Here we compare the returns over different time periods, as they change with buy and sell point. We look for algorithms which give consistent returns–this one has one period of high returns (the red lines) and a period of returns similar to buy-hold (the green lines). Overall the returns were good (the blue lines).

Plotting how returns change with buy and sell points gives us an idea how sensitive the algorithms are to changes in parameters. Here we see two broad peaks indicating that the algorithms are not overly sensitive to changes in parameters. In fact this buy point was profitable for all values of sell point from 2.5% to 10%.

In the surface plot of return vs. buypoint/sellpoint we are looking for high ground, not too close to cliffs or valleys. For this algorithm there is a distinct hill feature showing a fairly stable exploit region.

Looking at 100 week performance for the same algorithm shows an improvement over buy-hold and better drawdown, although the equity curve (below) is similar.

Update 10/19/2016

This strategy has lost around 22% since inception, the underlying stock has gained 48%.


LRN Trading Strategy (Weekly)

K12 Inc (LRN)

LRN.W Equity Corr

LRN.W Table Corr

LRN.W Surface Corr

LRN.W Scan Corr

LRN.W Life Corr

Update 12/27/2015

The above plots have been corrected for an error in the short side calculations. Below are updated equity curves and tables up until Dec 2015. The algorithm lost 13.6% over this time. The underlying stock dropped by 37.2%.

LRN.W Equity Update Dec15

LRN.W Table Update Dec15

LRN Table Update2 Dec15

LRN.W Equity Update2 Dec15

Update 10/19/2016

Since first publication in Feb 2015, this strategy has outperformed both buy-hold and short-hold.

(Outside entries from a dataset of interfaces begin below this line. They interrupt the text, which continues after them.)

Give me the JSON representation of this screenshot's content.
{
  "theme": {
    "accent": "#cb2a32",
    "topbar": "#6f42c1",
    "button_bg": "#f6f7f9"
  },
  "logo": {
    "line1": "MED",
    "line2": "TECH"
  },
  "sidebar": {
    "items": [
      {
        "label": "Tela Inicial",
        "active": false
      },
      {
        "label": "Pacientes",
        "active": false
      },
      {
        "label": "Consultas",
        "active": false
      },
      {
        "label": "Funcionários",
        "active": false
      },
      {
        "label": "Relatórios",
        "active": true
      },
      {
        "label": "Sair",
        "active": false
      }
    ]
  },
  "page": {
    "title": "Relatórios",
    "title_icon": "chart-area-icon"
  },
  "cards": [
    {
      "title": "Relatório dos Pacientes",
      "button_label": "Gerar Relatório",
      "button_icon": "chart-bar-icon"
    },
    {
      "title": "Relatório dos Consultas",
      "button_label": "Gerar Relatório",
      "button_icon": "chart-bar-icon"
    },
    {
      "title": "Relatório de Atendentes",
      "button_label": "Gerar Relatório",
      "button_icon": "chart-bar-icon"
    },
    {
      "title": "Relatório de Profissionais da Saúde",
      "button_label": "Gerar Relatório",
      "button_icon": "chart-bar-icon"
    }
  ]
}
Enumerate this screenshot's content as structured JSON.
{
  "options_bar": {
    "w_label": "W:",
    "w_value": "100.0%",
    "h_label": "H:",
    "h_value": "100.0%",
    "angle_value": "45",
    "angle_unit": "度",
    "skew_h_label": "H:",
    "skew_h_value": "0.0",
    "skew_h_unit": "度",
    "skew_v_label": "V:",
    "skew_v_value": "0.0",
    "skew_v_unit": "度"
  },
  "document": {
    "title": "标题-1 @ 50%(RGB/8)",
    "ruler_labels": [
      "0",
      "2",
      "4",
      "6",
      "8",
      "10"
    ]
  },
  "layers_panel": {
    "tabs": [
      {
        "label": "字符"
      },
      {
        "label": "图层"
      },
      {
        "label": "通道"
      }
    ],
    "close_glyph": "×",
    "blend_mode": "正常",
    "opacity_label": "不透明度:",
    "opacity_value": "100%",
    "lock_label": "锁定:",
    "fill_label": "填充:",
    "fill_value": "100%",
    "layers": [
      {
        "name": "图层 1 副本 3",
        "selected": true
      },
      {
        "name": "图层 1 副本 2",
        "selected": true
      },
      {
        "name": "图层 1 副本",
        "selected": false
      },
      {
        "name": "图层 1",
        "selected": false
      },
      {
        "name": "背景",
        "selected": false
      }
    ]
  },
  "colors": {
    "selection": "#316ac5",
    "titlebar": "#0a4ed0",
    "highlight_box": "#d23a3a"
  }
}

Here are the performance table and equity curve for the period since publication:

LRN Trading Strategy Update

LRN Trading Strategy Update


LRN Trading Strategy, Update 10/19/2016

LRN Trading Strategy Equity Since Inception

LRN Trading Strategy Equity Since Inception